The blue squirrel and Kasan (brown) squirrel hairs represent the best quality in this group. Blue squirrel hair comes from squirrels with blue-black fur that live in Siberia, China or Mongolia. The mottled grey Kasan squirrel hair has reddish brown tips – its name comes from the Russian city of Kasan on the Wolga River.
Badger hair: Badger hair is one of the most expensive and valuable hair types in the field of paintbrush production. Because of its peculiar elasticity and firmness it is rated as being between a bristle and a natural hair. The hairs are slightly wavy and have beautiful markings that are specific to the badger, which belongs to the marten family. Its habitat is the temperate zones of Europe and Asia. Only the fully developed winter hair from the back and flanks of the animal are used for making brushes. The back hair, which can be as long as 120 mm, is primarily used for making shaving brushes and for the so-called (German) “badger blender”, a wide flat brush used for veining techniques (grain varnishing).

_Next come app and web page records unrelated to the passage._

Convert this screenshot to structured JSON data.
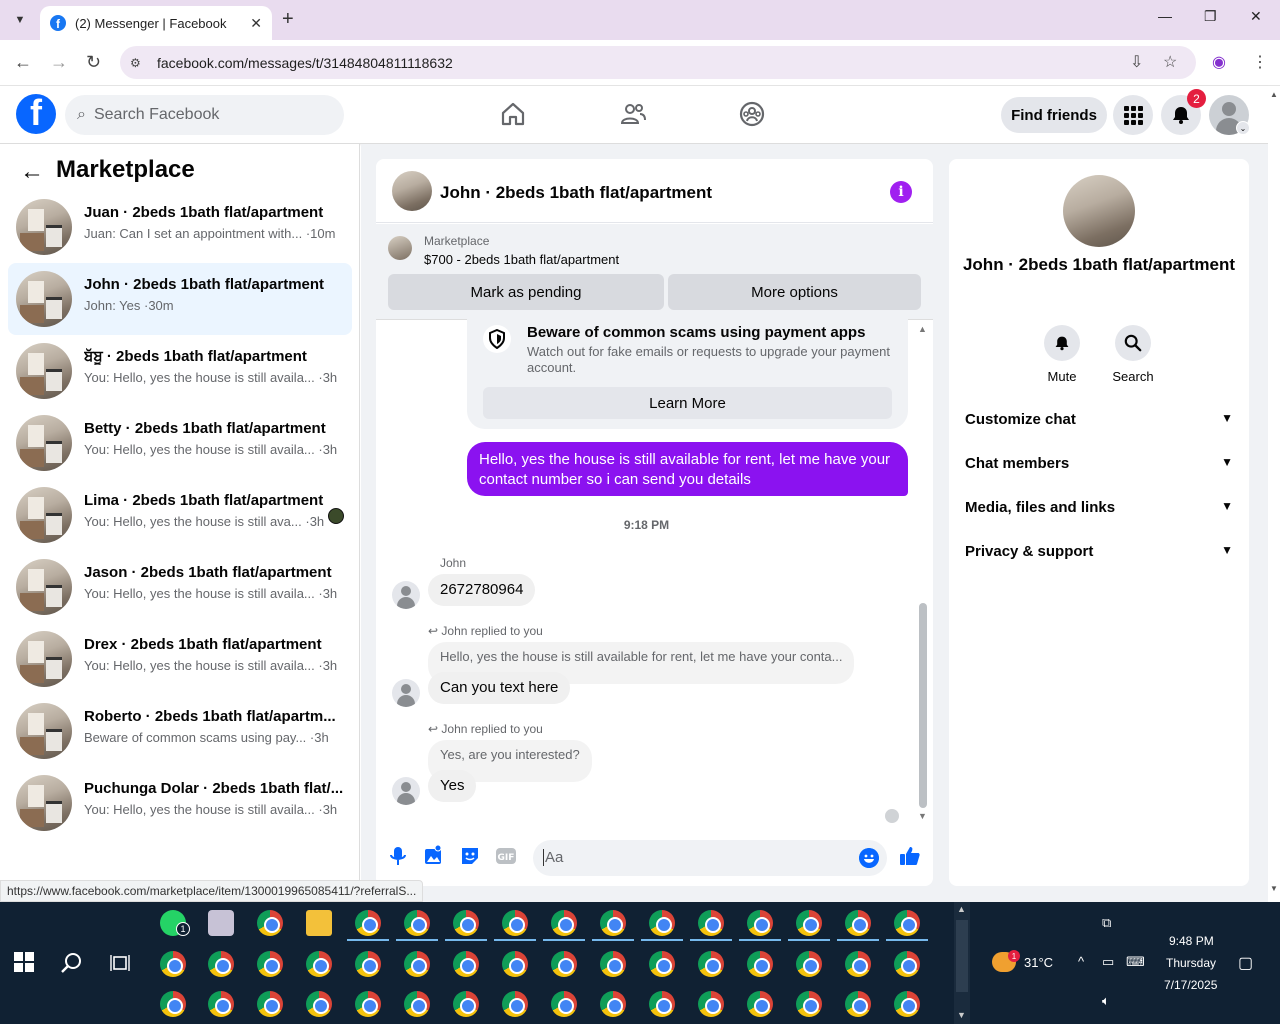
{
  "browser": {
    "tab_title": "(2) Messenger | Facebook",
    "url": "facebook.com/messages/t/31484804811118632",
    "status_url": "https://www.facebook.com/marketplace/item/1300019965085411/?referralS..."
  },
  "fb_header": {
    "logo": "f",
    "search_placeholder": "Search Facebook",
    "find_friends": "Find friends",
    "notification_count": "2",
    "nav_icons": [
      "home-icon",
      "friends-icon",
      "groups-icon"
    ]
  },
  "sidebar": {
    "title": "Marketplace",
    "conversations": [
      {
        "name": "Juan · 2beds 1bath flat/apartment",
        "preview": "Juan: Can I set an appointment with... ·10m"
      },
      {
        "name": "John · 2beds 1bath flat/apartment",
        "preview": "John: Yes ·30m"
      },
      {
        "name": "ਬੱਬੂ · 2beds 1bath flat/apartment",
        "preview": "You: Hello, yes the house is still availa... ·3h"
      },
      {
        "name": "Betty · 2beds 1bath flat/apartment",
        "preview": "You: Hello, yes the house is still availa... ·3h"
      },
      {
        "name": "Lima · 2beds 1bath flat/apartment",
        "preview": "You: Hello, yes the house is still ava... ·3h"
      },
      {
        "name": "Jason · 2beds 1bath flat/apartment",
        "preview": "You: Hello, yes the house is still availa... ·3h"
      },
      {
        "name": "Drex · 2beds 1bath flat/apartment",
        "preview": "You: Hello, yes the house is still availa... ·3h"
      },
      {
        "name": "Roberto · 2beds 1bath flat/apartm...",
        "preview": "Beware of common scams using pay... ·3h"
      },
      {
        "name": "Puchunga Dolar · 2beds 1bath flat/...",
        "preview": "You: Hello, yes the house is still availa... ·3h"
      }
    ]
  },
  "chat": {
    "title": "John · 2beds 1bath flat/apartment",
    "marketplace_label": "Marketplace",
    "listing": "$700 - 2beds 1bath flat/apartment",
    "mark_pending": "Mark as pending",
    "more_options": "More options",
    "scam_title": "Beware of common scams using payment apps",
    "scam_desc": "Watch out for fake emails or requests to upgrade your payment account.",
    "learn_more": "Learn More",
    "outgoing_message": "Hello, yes the house is still available for rent, let me have your contact number so i can send you details",
    "timestamp": "9:18 PM",
    "sender": "John",
    "msg1": "2672780964",
    "replied1": "John replied to you",
    "quote1": "Hello, yes the house is still available for rent, let me have your conta...",
    "msg2": "Can you text here",
    "replied2": "John replied to you",
    "quote2": "Yes, are you interested?",
    "msg3": "Yes",
    "composer_placeholder": "Aa"
  },
  "info_panel": {
    "name": "John · 2beds 1bath flat/apartment",
    "mute": "Mute",
    "search": "Search",
    "sections": [
      "Customize chat",
      "Chat members",
      "Media, files and links",
      "Privacy & support"
    ]
  },
  "taskbar": {
    "weather_temp": "31°C",
    "weather_badge": "1",
    "whatsapp_badge": "1",
    "time": "9:48 PM",
    "day": "Thursday",
    "date": "7/17/2025"
  },
  "colors": {
    "fb_blue": "#0866ff",
    "purple_bubble": "#8b12f0",
    "badge_red": "#e41e3f",
    "taskbar": "#102133"
  }
}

Pony hair: This hair, which is often mistakenly called “camel hair” comes from Chinese ponies and is used in the production of economical school brushes.
Natural bristle: The highest quality bristles used in paintbrush production come from Chinese and Russian hogs. They are distinguished by their robust structure, excellent elasticity and high degree of resilience. The high quality of the hair is a consequence of the hogs being kept in the open air, which leads to the development of a very resilient and robust bristle covering, especially in the rough climatic conditions of the Chinese highland. The white and especially robust Chungking bristles (named after the Chinese city) are used for high artist quality oil painting brushes. Bristle brushes are mostly found being used with pasty paints like acrylic and oil colours.
Care and maintenance of brushes: In order to assure the long life of a brush, particular attention should be given to a few basic principles for their use and maintenance:
- Brushes should never be stood on their bristles or hairs – always on the handle.
- Never allow remaining paint to dry in the brush. When washing, the head of the brush must be carefully rubbed and twisted in order to remove all left-over pieces of pigment at the ferrule end of the hairs. Hardened paint residue will cause the hairs or bristles to spread apart or break.
- Water soluble paints are best cleaned with running water, then smoothed out and formed back to their original shape. Natural hair brushes should occasionally be cleaned with a moisturizing CURD SOAP in order to assure the brushes will retain their elasticity for a long time.
- Acrylic paints should always be washed out with water as long as the paint is still wet. Dried paint can only be removed with special brush cleaners (see BRUSH CLEANING AND STORAGE in our shop). In the process, care should be taken that the brush never remains in the solvent for a long time because it will negatively effect the glue in the ferrule.
- Oil paint residue should first be wiped off of the brush´s head with a cloth before employing a moisturizing CURD SOAP and warm water or, alternatively, washing it out in a brush cleaning solution until it becomes clear. During the washing process, the head of the brush must be thoroughly rubbed and twisted in order to remove any pigment residue at the ferrule end of the hairs. The brush should then be wiped clean with a soft cloth and formed back to its original shape. Standing the brush for a long time in, for example, terpentine oil, is very harmful because such solutions will dry out the hairs or bristles, thereby making them brittle or even causing them to break.
- After every washing and re-shaping, the brush must be allowed to dry thoroughly. A brush should never be placed on a heater to dry it out because this can cause the handle to shrink, which will loosen the head of the brush.